• **Task description**: The word "JSON" appears in some lines of the listing below; report how many such lines there are, and nothing else.

• **Records shown**:

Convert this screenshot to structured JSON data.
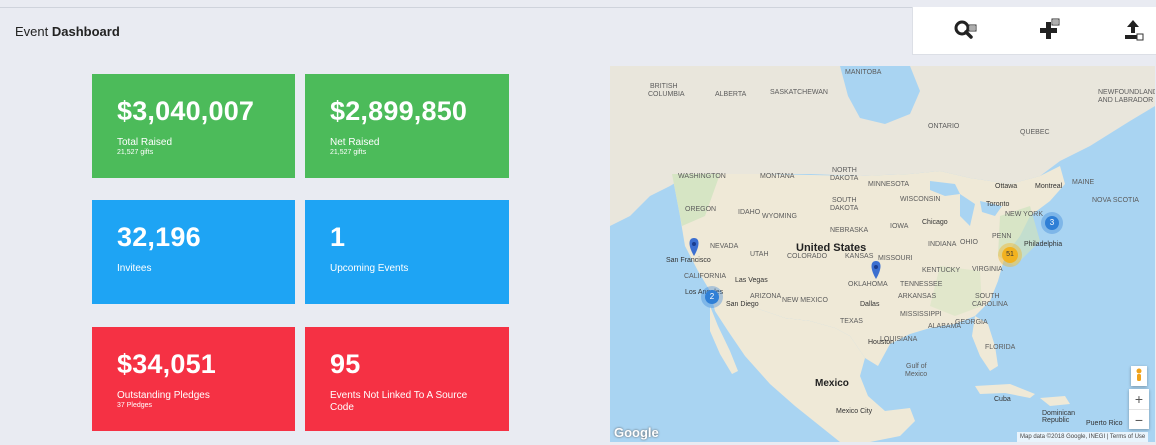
{
  "header": {
    "title_prefix": "Event",
    "title_bold": "Dashboard"
  },
  "toolbar": {
    "icons": [
      "search-list-icon",
      "add-event-icon",
      "upload-icon"
    ]
  },
  "cards": [
    {
      "value": "$3,040,007",
      "label": "Total Raised",
      "sub": "21,527 gifts",
      "color": "#4cbb5a"
    },
    {
      "value": "$2,899,850",
      "label": "Net Raised",
      "sub": "21,527 gifts",
      "color": "#4cbb5a"
    },
    {
      "value": "32,196",
      "label": "Invitees",
      "sub": "",
      "color": "#1ea4f4"
    },
    {
      "value": "1",
      "label": "Upcoming Events",
      "sub": "",
      "color": "#1ea4f4"
    },
    {
      "value": "$34,051",
      "label": "Outstanding Pledges",
      "sub": "37 Pledges",
      "color": "#f53144"
    },
    {
      "value": "95",
      "label": "Events Not Linked To A Source",
      "label2": "Code",
      "sub": "",
      "color": "#f53144"
    }
  ],
  "map": {
    "country_label": "United States",
    "mexico_label": "Mexico",
    "city_labels": [
      "San Francisco",
      "Los Angeles",
      "Las Vegas",
      "San Diego",
      "Dallas",
      "Houston",
      "Chicago",
      "Toronto",
      "Ottawa",
      "Montreal",
      "Philadelphia",
      "Cuba",
      "Mexico City",
      "Dominican Republic",
      "Puerto Rico"
    ],
    "region_labels": [
      "SASKATCHEWAN",
      "MANITOBA",
      "ONTARIO",
      "QUEBEC",
      "NEWFOUNDLAND AND LABRADOR",
      "NORTH DAKOTA",
      "MINNESOTA",
      "MONTANA",
      "WASHINGTON",
      "OREGON",
      "IDAHO",
      "WYOMING",
      "SOUTH DAKOTA",
      "NEBRASKA",
      "IOWA",
      "NEVADA",
      "UTAH",
      "COLORADO",
      "KANSAS",
      "MISSOURI",
      "CALIFORNIA",
      "ARIZONA",
      "NEW MEXICO",
      "OKLAHOMA",
      "TEXAS",
      "ARKANSAS",
      "TENNESSEE",
      "KENTUCKY",
      "INDIANA",
      "OHIO",
      "PENN",
      "WISCONSIN",
      "NEW YORK",
      "MAINE",
      "NOVA SCOTIA",
      "VIRGINIA",
      "SOUTH CAROLINA",
      "GEORGIA",
      "ALABAMA",
      "MISSISSIPPI",
      "LOUISIANA",
      "FLORIDA",
      "Gulf of Mexico",
      "BRITISH COLUMBIA",
      "ALBERTA"
    ],
    "clusters": [
      {
        "count": "2",
        "color": "#2f7fd6"
      },
      {
        "count": "51",
        "color": "#f2b21f"
      },
      {
        "count": "3",
        "color": "#2f7fd6"
      }
    ],
    "attribution": "Map data ©2018 Google, INEGI  |  Terms of Use",
    "logo": "Google",
    "zoom_in": "+",
    "zoom_out": "−"
  }
}
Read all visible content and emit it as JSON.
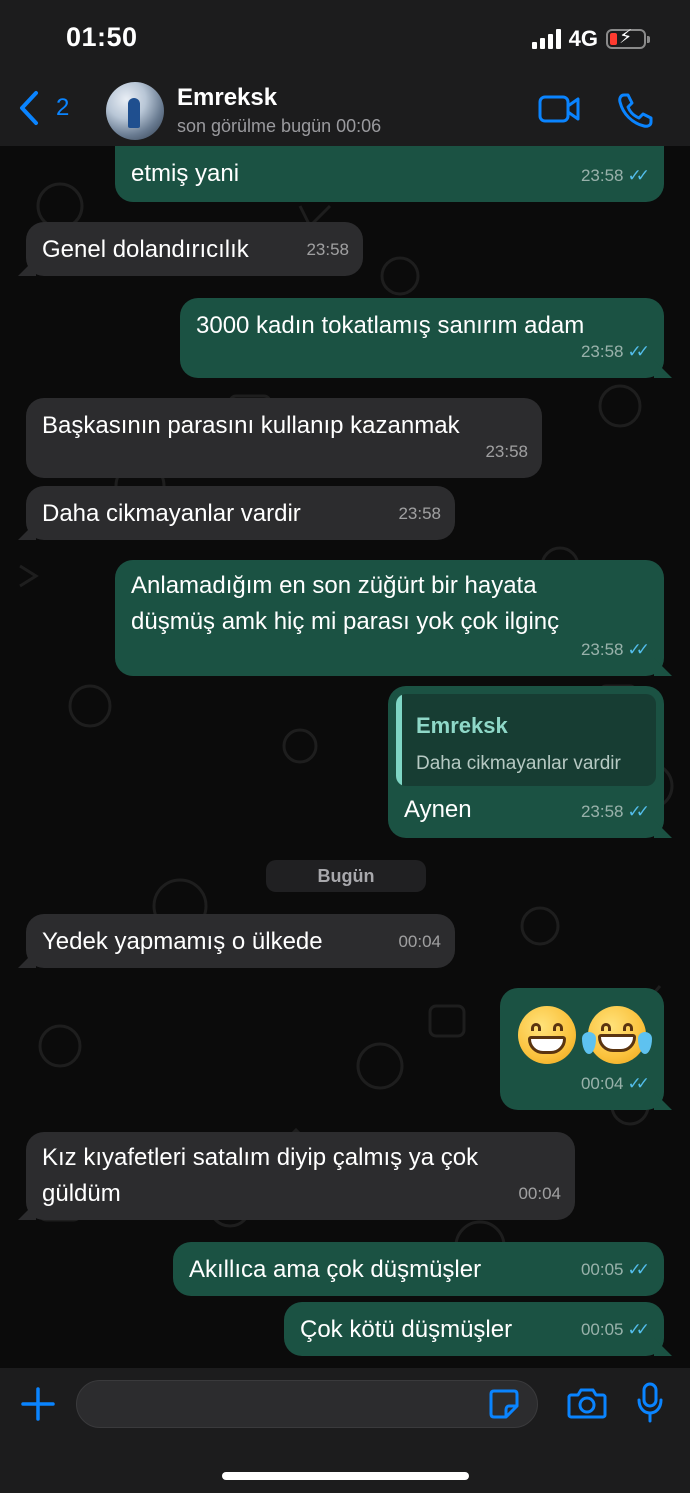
{
  "status_bar": {
    "time": "01:50",
    "network": "4G",
    "battery": "low, charging"
  },
  "header": {
    "back_count": "2",
    "contact_name": "Emreksk",
    "last_seen": "son görülme bugün 00:06",
    "accent_color": "#0a84ff"
  },
  "chat": {
    "date_separator": "Bugün",
    "messages": [
      {
        "direction": "out",
        "text": "etmiş yani",
        "time": "23:58",
        "read": true
      },
      {
        "direction": "in",
        "text": "Genel dolandırıcılık",
        "time": "23:58"
      },
      {
        "direction": "out",
        "text": "3000 kadın tokatlamış sanırım adam",
        "time": "23:58",
        "read": true
      },
      {
        "direction": "in",
        "text": "Başkasının parasını kullanıp kazanmak",
        "time": "23:58"
      },
      {
        "direction": "in",
        "text": "Daha cikmayanlar vardir",
        "time": "23:58"
      },
      {
        "direction": "out",
        "text_lines": [
          "Anlamadığım en son züğürt bir hayata",
          "düşmüş amk hiç mi parası yok çok ilginç"
        ],
        "time": "23:58",
        "read": true
      },
      {
        "direction": "out",
        "quote_author": "Emreksk",
        "quote_text": "Daha cikmayanlar vardir",
        "text": "Aynen",
        "time": "23:58",
        "read": true
      },
      {
        "direction": "in",
        "text": "Yedek yapmamış o ülkede",
        "time": "00:04"
      },
      {
        "direction": "out",
        "emojis": [
          "grinning-face",
          "face-with-tears-of-joy"
        ],
        "time": "00:04",
        "read": true
      },
      {
        "direction": "in",
        "text_lines": [
          "Kız kıyafetleri satalım diyip çalmış ya çok",
          "güldüm"
        ],
        "time": "00:04"
      },
      {
        "direction": "out",
        "text": "Akıllıca ama çok düşmüşler",
        "time": "00:05",
        "read": true
      },
      {
        "direction": "out",
        "text": "Çok kötü düşmüşler",
        "time": "00:05",
        "read": true
      }
    ]
  },
  "input_bar": {
    "placeholder": ""
  },
  "colors": {
    "outgoing_bubble": "#1b5243",
    "incoming_bubble": "#2c2c2e",
    "read_ticks": "#53bdeb",
    "background": "#0b0b0b"
  }
}
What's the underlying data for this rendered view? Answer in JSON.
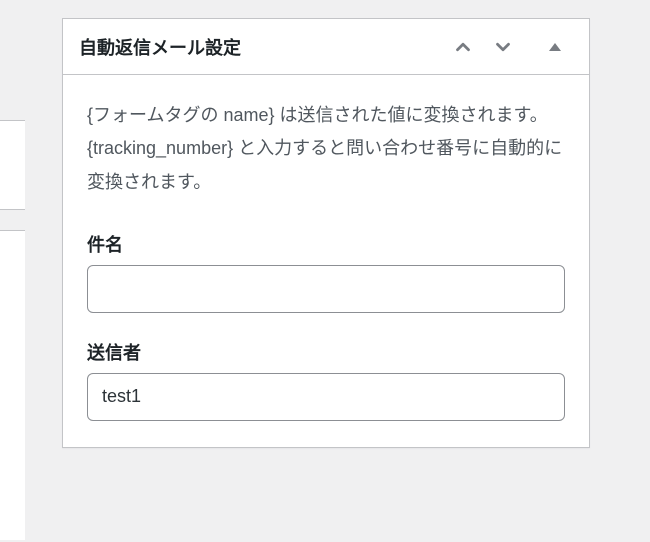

• **Written response**: 3